━━ Input material

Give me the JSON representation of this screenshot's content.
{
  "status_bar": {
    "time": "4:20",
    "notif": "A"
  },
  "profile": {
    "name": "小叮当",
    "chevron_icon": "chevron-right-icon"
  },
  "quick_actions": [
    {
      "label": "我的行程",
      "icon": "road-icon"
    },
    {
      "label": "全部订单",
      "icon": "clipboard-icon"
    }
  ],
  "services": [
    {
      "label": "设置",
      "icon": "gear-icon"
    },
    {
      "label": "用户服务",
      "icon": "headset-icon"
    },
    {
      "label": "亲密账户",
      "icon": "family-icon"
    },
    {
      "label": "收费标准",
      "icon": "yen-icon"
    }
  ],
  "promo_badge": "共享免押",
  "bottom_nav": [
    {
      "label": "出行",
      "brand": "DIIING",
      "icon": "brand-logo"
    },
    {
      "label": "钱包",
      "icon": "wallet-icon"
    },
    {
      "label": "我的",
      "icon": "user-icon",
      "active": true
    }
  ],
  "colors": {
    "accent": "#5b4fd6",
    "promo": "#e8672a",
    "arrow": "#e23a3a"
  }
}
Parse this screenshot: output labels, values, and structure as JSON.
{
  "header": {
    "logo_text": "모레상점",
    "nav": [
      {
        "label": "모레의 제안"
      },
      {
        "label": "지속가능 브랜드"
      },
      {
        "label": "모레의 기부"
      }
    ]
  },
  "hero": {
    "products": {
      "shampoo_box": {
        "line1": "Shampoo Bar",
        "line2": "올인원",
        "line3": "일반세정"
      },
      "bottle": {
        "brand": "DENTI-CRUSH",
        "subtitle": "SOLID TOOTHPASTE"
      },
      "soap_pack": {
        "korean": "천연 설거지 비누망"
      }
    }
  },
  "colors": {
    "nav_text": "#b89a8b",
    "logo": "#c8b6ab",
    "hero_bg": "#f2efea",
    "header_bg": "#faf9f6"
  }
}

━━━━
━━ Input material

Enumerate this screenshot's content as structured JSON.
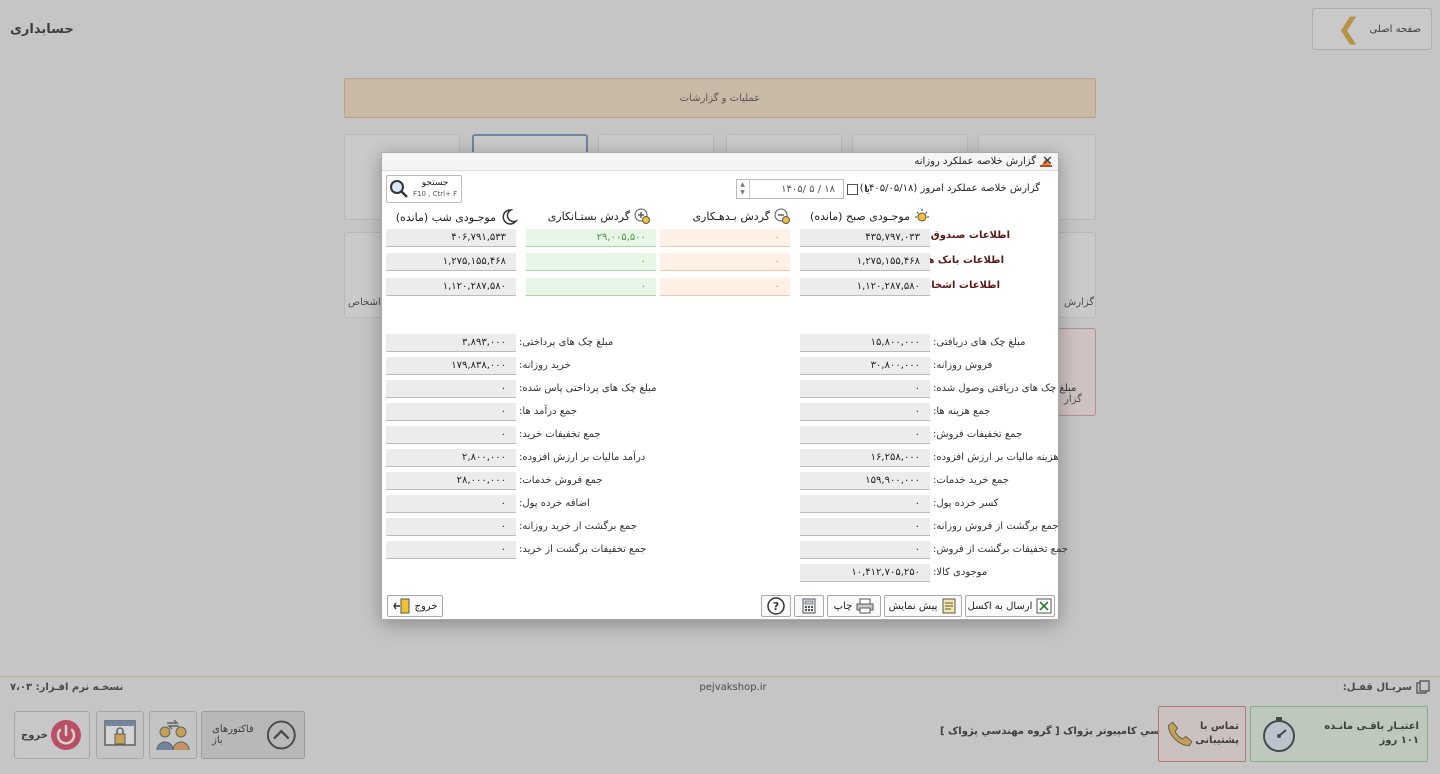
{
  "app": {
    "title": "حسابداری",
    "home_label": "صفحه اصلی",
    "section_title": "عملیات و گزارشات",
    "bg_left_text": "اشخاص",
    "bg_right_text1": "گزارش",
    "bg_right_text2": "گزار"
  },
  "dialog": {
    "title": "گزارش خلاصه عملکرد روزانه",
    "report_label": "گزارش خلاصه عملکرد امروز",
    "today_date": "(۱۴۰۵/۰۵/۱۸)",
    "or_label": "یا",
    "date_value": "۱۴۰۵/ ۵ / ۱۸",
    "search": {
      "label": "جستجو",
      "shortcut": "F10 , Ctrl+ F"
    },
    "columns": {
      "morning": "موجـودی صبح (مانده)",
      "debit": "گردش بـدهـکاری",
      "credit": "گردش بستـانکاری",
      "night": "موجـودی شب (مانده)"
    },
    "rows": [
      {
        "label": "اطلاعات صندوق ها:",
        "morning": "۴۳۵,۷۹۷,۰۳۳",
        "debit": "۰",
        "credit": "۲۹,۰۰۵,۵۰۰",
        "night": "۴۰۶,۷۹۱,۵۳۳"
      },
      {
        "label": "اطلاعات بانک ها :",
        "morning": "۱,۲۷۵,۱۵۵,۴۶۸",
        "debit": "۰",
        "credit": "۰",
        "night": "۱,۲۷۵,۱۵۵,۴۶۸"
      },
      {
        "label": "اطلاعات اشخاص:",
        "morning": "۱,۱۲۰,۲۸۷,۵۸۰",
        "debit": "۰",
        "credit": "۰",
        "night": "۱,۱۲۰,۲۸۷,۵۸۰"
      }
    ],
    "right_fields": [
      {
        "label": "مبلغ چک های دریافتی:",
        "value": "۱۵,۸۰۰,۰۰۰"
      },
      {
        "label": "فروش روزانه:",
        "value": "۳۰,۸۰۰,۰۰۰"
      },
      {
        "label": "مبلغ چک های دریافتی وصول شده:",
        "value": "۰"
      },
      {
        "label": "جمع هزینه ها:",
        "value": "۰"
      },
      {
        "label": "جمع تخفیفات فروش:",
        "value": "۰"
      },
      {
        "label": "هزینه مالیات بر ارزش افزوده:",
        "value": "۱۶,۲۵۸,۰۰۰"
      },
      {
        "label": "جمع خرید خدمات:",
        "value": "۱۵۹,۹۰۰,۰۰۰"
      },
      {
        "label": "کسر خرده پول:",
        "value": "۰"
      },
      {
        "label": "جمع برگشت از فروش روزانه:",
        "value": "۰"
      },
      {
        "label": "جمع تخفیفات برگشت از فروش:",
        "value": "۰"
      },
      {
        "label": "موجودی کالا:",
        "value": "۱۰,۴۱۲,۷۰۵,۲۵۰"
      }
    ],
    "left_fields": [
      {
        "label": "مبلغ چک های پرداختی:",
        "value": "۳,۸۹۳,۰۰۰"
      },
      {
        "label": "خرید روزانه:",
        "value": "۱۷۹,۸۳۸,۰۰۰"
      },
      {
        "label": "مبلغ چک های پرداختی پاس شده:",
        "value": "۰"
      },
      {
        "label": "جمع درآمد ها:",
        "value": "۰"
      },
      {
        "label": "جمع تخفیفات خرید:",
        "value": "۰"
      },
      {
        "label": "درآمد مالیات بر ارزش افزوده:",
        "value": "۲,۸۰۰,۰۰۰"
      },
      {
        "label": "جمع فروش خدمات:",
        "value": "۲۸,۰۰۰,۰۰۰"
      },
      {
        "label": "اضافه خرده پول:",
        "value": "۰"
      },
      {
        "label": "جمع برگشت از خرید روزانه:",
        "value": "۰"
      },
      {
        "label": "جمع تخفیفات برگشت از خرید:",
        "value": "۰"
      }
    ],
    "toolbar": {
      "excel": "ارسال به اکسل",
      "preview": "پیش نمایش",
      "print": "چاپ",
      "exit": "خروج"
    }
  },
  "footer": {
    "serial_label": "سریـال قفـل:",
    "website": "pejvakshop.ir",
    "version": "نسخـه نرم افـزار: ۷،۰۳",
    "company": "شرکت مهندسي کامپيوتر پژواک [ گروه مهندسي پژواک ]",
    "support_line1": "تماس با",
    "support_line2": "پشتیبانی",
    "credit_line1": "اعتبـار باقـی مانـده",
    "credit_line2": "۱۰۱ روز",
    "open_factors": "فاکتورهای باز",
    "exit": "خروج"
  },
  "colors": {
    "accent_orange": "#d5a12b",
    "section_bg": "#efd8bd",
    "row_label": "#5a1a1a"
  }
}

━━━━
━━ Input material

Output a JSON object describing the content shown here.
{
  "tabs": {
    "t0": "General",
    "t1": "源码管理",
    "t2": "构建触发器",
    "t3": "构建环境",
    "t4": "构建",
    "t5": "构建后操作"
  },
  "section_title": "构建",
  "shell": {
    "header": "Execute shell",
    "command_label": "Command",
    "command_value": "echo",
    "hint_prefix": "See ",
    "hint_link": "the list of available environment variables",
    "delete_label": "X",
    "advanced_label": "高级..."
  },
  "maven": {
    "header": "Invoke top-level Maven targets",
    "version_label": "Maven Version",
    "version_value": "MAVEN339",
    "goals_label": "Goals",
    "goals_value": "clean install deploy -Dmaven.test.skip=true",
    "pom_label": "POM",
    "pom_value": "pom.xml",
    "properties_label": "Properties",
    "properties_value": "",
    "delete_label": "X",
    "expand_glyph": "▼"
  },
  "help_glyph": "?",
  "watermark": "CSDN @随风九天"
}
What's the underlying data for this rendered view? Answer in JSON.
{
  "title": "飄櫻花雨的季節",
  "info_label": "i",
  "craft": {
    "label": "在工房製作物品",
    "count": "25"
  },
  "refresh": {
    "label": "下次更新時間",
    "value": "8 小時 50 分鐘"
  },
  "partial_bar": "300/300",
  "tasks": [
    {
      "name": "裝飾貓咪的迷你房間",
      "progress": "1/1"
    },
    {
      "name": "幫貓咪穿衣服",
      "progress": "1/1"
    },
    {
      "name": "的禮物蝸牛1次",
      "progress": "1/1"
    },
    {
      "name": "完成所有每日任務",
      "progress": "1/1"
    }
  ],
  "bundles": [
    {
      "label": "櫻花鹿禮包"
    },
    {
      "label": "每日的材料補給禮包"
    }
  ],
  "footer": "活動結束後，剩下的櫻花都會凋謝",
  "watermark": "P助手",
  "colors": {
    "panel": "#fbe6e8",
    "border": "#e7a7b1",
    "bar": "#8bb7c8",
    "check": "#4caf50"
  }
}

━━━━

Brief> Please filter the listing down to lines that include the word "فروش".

Exercise response>
        "label": "فروش روزانه:",
        "label": "جمع تخفیفات فروش:",
        "label": "جمع برگشت از فروش روزانه:",
        "label": "جمع تخفیفات برگشت از فروش:",
        "label": "جمع فروش خدمات:",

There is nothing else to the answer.